## DIRECTIONS FOR THIS TASK
This exercise asks for the entries to be repeated exactly, without their images.

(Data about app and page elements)
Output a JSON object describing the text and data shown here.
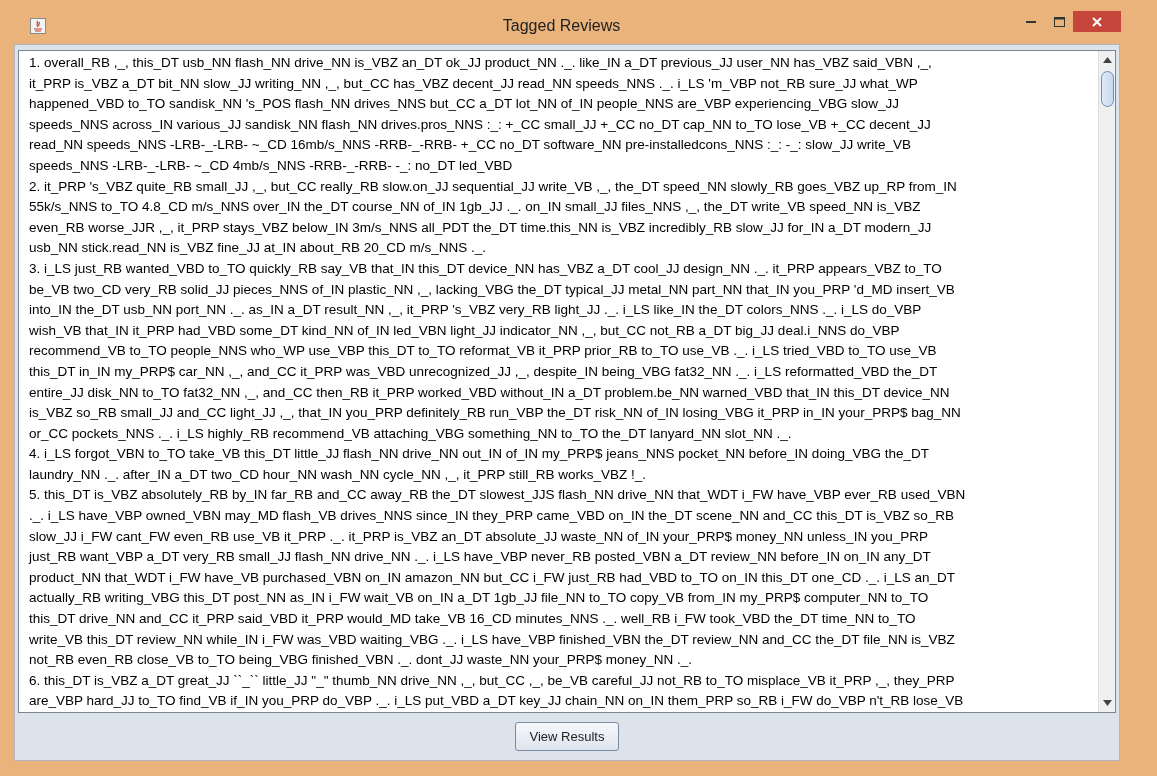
{
  "window": {
    "title": "Tagged Reviews"
  },
  "lines": [
    "1. overall_RB ,_, this_DT usb_NN flash_NN drive_NN is_VBZ an_DT ok_JJ product_NN ._. like_IN a_DT previous_JJ user_NN has_VBZ said_VBN ,_,",
    "it_PRP is_VBZ a_DT bit_NN slow_JJ writing_NN ,_, but_CC has_VBZ decent_JJ read_NN speeds_NNS ._. i_LS 'm_VBP not_RB sure_JJ what_WP",
    "happened_VBD to_TO sandisk_NN 's_POS flash_NN drives_NNS but_CC a_DT lot_NN of_IN people_NNS are_VBP experiencing_VBG slow_JJ",
    "speeds_NNS across_IN various_JJ sandisk_NN flash_NN drives.pros_NNS :_: +_CC small_JJ +_CC no_DT cap_NN to_TO lose_VB +_CC decent_JJ",
    "read_NN speeds_NNS -LRB-_-LRB- ~_CD 16mb/s_NNS -RRB-_-RRB- +_CC no_DT software_NN pre-installedcons_NNS :_: -_: slow_JJ write_VB",
    "speeds_NNS -LRB-_-LRB- ~_CD 4mb/s_NNS -RRB-_-RRB- -_: no_DT led_VBD",
    "2. it_PRP 's_VBZ quite_RB small_JJ ,_, but_CC really_RB slow.on_JJ sequential_JJ write_VB ,_, the_DT speed_NN slowly_RB goes_VBZ up_RP from_IN",
    "55k/s_NNS to_TO 4.8_CD m/s_NNS over_IN the_DT course_NN of_IN 1gb_JJ ._. on_IN small_JJ files_NNS ,_, the_DT write_VB speed_NN is_VBZ",
    "even_RB worse_JJR ,_, it_PRP stays_VBZ below_IN 3m/s_NNS all_PDT the_DT time.this_NN is_VBZ incredibly_RB slow_JJ for_IN a_DT modern_JJ",
    "usb_NN stick.read_NN is_VBZ fine_JJ at_IN about_RB 20_CD m/s_NNS ._.",
    "3. i_LS just_RB wanted_VBD to_TO quickly_RB say_VB that_IN this_DT device_NN has_VBZ a_DT cool_JJ design_NN ._. it_PRP appears_VBZ to_TO",
    "be_VB two_CD very_RB solid_JJ pieces_NNS of_IN plastic_NN ,_, lacking_VBG the_DT typical_JJ metal_NN part_NN that_IN you_PRP 'd_MD insert_VB",
    "into_IN the_DT usb_NN port_NN ._. as_IN a_DT result_NN ,_, it_PRP 's_VBZ very_RB light_JJ ._. i_LS like_IN the_DT colors_NNS ._. i_LS do_VBP",
    "wish_VB that_IN it_PRP had_VBD some_DT kind_NN of_IN led_VBN light_JJ indicator_NN ,_, but_CC not_RB a_DT big_JJ deal.i_NNS do_VBP",
    "recommend_VB to_TO people_NNS who_WP use_VBP this_DT to_TO reformat_VB it_PRP prior_RB to_TO use_VB ._. i_LS tried_VBD to_TO use_VB",
    "this_DT in_IN my_PRP$ car_NN ,_, and_CC it_PRP was_VBD unrecognized_JJ ,_, despite_IN being_VBG fat32_NN ._. i_LS reformatted_VBD the_DT",
    "entire_JJ disk_NN to_TO fat32_NN ,_, and_CC then_RB it_PRP worked_VBD without_IN a_DT problem.be_NN warned_VBD that_IN this_DT device_NN",
    "is_VBZ so_RB small_JJ and_CC light_JJ ,_, that_IN you_PRP definitely_RB run_VBP the_DT risk_NN of_IN losing_VBG it_PRP in_IN your_PRP$ bag_NN",
    "or_CC pockets_NNS ._. i_LS highly_RB recommend_VB attaching_VBG something_NN to_TO the_DT lanyard_NN slot_NN ._.",
    "4. i_LS forgot_VBN to_TO take_VB this_DT little_JJ flash_NN drive_NN out_IN of_IN my_PRP$ jeans_NNS pocket_NN before_IN doing_VBG the_DT",
    "laundry_NN ._. after_IN a_DT two_CD hour_NN wash_NN cycle_NN ,_, it_PRP still_RB works_VBZ !_.",
    "5. this_DT is_VBZ absolutely_RB by_IN far_RB and_CC away_RB the_DT slowest_JJS flash_NN drive_NN that_WDT i_FW have_VBP ever_RB used_VBN",
    "._. i_LS have_VBP owned_VBN may_MD flash_VB drives_NNS since_IN they_PRP came_VBD on_IN the_DT scene_NN and_CC this_DT is_VBZ so_RB",
    "slow_JJ i_FW cant_FW even_RB use_VB it_PRP ._. it_PRP is_VBZ an_DT absolute_JJ waste_NN of_IN your_PRP$ money_NN unless_IN you_PRP",
    "just_RB want_VBP a_DT very_RB small_JJ flash_NN drive_NN ._. i_LS have_VBP never_RB posted_VBN a_DT review_NN before_IN on_IN any_DT",
    "product_NN that_WDT i_FW have_VB purchased_VBN on_IN amazon_NN but_CC i_FW just_RB had_VBD to_TO on_IN this_DT one_CD ._. i_LS an_DT",
    "actually_RB writing_VBG this_DT post_NN as_IN i_FW wait_VB on_IN a_DT 1gb_JJ file_NN to_TO copy_VB from_IN my_PRP$ computer_NN to_TO",
    "this_DT drive_NN and_CC it_PRP said_VBD it_PRP would_MD take_VB 16_CD minutes_NNS ._. well_RB i_FW took_VBD the_DT time_NN to_TO",
    "write_VB this_DT review_NN while_IN i_FW was_VBD waiting_VBG ._. i_LS have_VBP finished_VBN the_DT review_NN and_CC the_DT file_NN is_VBZ",
    "not_RB even_RB close_VB to_TO being_VBG finished_VBN ._. dont_JJ waste_NN your_PRP$ money_NN ._.",
    "6. this_DT is_VBZ a_DT great_JJ ``_`` little_JJ \"_\" thumb_NN drive_NN ,_, but_CC ,_, be_VB careful_JJ not_RB to_TO misplace_VB it_PRP ,_, they_PRP",
    "are_VBP hard_JJ to_TO find_VB if_IN you_PRP do_VBP ._. i_LS put_VBD a_DT key_JJ chain_NN on_IN them_PRP so_RB i_FW do_VBP n't_RB lose_VB"
  ],
  "buttons": [
    "View Results"
  ]
}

## COMPLETED TASK
Output a JSON object describing the text and data shown here.
{
  "window": {
    "title": "Tagged Reviews"
  },
  "lines": [
    "1. overall_RB ,_, this_DT usb_NN flash_NN drive_NN is_VBZ an_DT ok_JJ product_NN ._. like_IN a_DT previous_JJ user_NN has_VBZ said_VBN ,_,",
    "it_PRP is_VBZ a_DT bit_NN slow_JJ writing_NN ,_, but_CC has_VBZ decent_JJ read_NN speeds_NNS ._. i_LS 'm_VBP not_RB sure_JJ what_WP",
    "happened_VBD to_TO sandisk_NN 's_POS flash_NN drives_NNS but_CC a_DT lot_NN of_IN people_NNS are_VBP experiencing_VBG slow_JJ",
    "speeds_NNS across_IN various_JJ sandisk_NN flash_NN drives.pros_NNS :_: +_CC small_JJ +_CC no_DT cap_NN to_TO lose_VB +_CC decent_JJ",
    "read_NN speeds_NNS -LRB-_-LRB- ~_CD 16mb/s_NNS -RRB-_-RRB- +_CC no_DT software_NN pre-installedcons_NNS :_: -_: slow_JJ write_VB",
    "speeds_NNS -LRB-_-LRB- ~_CD 4mb/s_NNS -RRB-_-RRB- -_: no_DT led_VBD",
    "2. it_PRP 's_VBZ quite_RB small_JJ ,_, but_CC really_RB slow.on_JJ sequential_JJ write_VB ,_, the_DT speed_NN slowly_RB goes_VBZ up_RP from_IN",
    "55k/s_NNS to_TO 4.8_CD m/s_NNS over_IN the_DT course_NN of_IN 1gb_JJ ._. on_IN small_JJ files_NNS ,_, the_DT write_VB speed_NN is_VBZ",
    "even_RB worse_JJR ,_, it_PRP stays_VBZ below_IN 3m/s_NNS all_PDT the_DT time.this_NN is_VBZ incredibly_RB slow_JJ for_IN a_DT modern_JJ",
    "usb_NN stick.read_NN is_VBZ fine_JJ at_IN about_RB 20_CD m/s_NNS ._.",
    "3. i_LS just_RB wanted_VBD to_TO quickly_RB say_VB that_IN this_DT device_NN has_VBZ a_DT cool_JJ design_NN ._. it_PRP appears_VBZ to_TO",
    "be_VB two_CD very_RB solid_JJ pieces_NNS of_IN plastic_NN ,_, lacking_VBG the_DT typical_JJ metal_NN part_NN that_IN you_PRP 'd_MD insert_VB",
    "into_IN the_DT usb_NN port_NN ._. as_IN a_DT result_NN ,_, it_PRP 's_VBZ very_RB light_JJ ._. i_LS like_IN the_DT colors_NNS ._. i_LS do_VBP",
    "wish_VB that_IN it_PRP had_VBD some_DT kind_NN of_IN led_VBN light_JJ indicator_NN ,_, but_CC not_RB a_DT big_JJ deal.i_NNS do_VBP",
    "recommend_VB to_TO people_NNS who_WP use_VBP this_DT to_TO reformat_VB it_PRP prior_RB to_TO use_VB ._. i_LS tried_VBD to_TO use_VB",
    "this_DT in_IN my_PRP$ car_NN ,_, and_CC it_PRP was_VBD unrecognized_JJ ,_, despite_IN being_VBG fat32_NN ._. i_LS reformatted_VBD the_DT",
    "entire_JJ disk_NN to_TO fat32_NN ,_, and_CC then_RB it_PRP worked_VBD without_IN a_DT problem.be_NN warned_VBD that_IN this_DT device_NN",
    "is_VBZ so_RB small_JJ and_CC light_JJ ,_, that_IN you_PRP definitely_RB run_VBP the_DT risk_NN of_IN losing_VBG it_PRP in_IN your_PRP$ bag_NN",
    "or_CC pockets_NNS ._. i_LS highly_RB recommend_VB attaching_VBG something_NN to_TO the_DT lanyard_NN slot_NN ._.",
    "4. i_LS forgot_VBN to_TO take_VB this_DT little_JJ flash_NN drive_NN out_IN of_IN my_PRP$ jeans_NNS pocket_NN before_IN doing_VBG the_DT",
    "laundry_NN ._. after_IN a_DT two_CD hour_NN wash_NN cycle_NN ,_, it_PRP still_RB works_VBZ !_.",
    "5. this_DT is_VBZ absolutely_RB by_IN far_RB and_CC away_RB the_DT slowest_JJS flash_NN drive_NN that_WDT i_FW have_VBP ever_RB used_VBN",
    "._. i_LS have_VBP owned_VBN may_MD flash_VB drives_NNS since_IN they_PRP came_VBD on_IN the_DT scene_NN and_CC this_DT is_VBZ so_RB",
    "slow_JJ i_FW cant_FW even_RB use_VB it_PRP ._. it_PRP is_VBZ an_DT absolute_JJ waste_NN of_IN your_PRP$ money_NN unless_IN you_PRP",
    "just_RB want_VBP a_DT very_RB small_JJ flash_NN drive_NN ._. i_LS have_VBP never_RB posted_VBN a_DT review_NN before_IN on_IN any_DT",
    "product_NN that_WDT i_FW have_VB purchased_VBN on_IN amazon_NN but_CC i_FW just_RB had_VBD to_TO on_IN this_DT one_CD ._. i_LS an_DT",
    "actually_RB writing_VBG this_DT post_NN as_IN i_FW wait_VB on_IN a_DT 1gb_JJ file_NN to_TO copy_VB from_IN my_PRP$ computer_NN to_TO",
    "this_DT drive_NN and_CC it_PRP said_VBD it_PRP would_MD take_VB 16_CD minutes_NNS ._. well_RB i_FW took_VBD the_DT time_NN to_TO",
    "write_VB this_DT review_NN while_IN i_FW was_VBD waiting_VBG ._. i_LS have_VBP finished_VBN the_DT review_NN and_CC the_DT file_NN is_VBZ",
    "not_RB even_RB close_VB to_TO being_VBG finished_VBN ._. dont_JJ waste_NN your_PRP$ money_NN ._.",
    "6. this_DT is_VBZ a_DT great_JJ ``_`` little_JJ \"_\" thumb_NN drive_NN ,_, but_CC ,_, be_VB careful_JJ not_RB to_TO misplace_VB it_PRP ,_, they_PRP",
    "are_VBP hard_JJ to_TO find_VB if_IN you_PRP do_VBP ._. i_LS put_VBD a_DT key_JJ chain_NN on_IN them_PRP so_RB i_FW do_VBP n't_RB lose_VB"
  ],
  "buttons": [
    "View Results"
  ]
}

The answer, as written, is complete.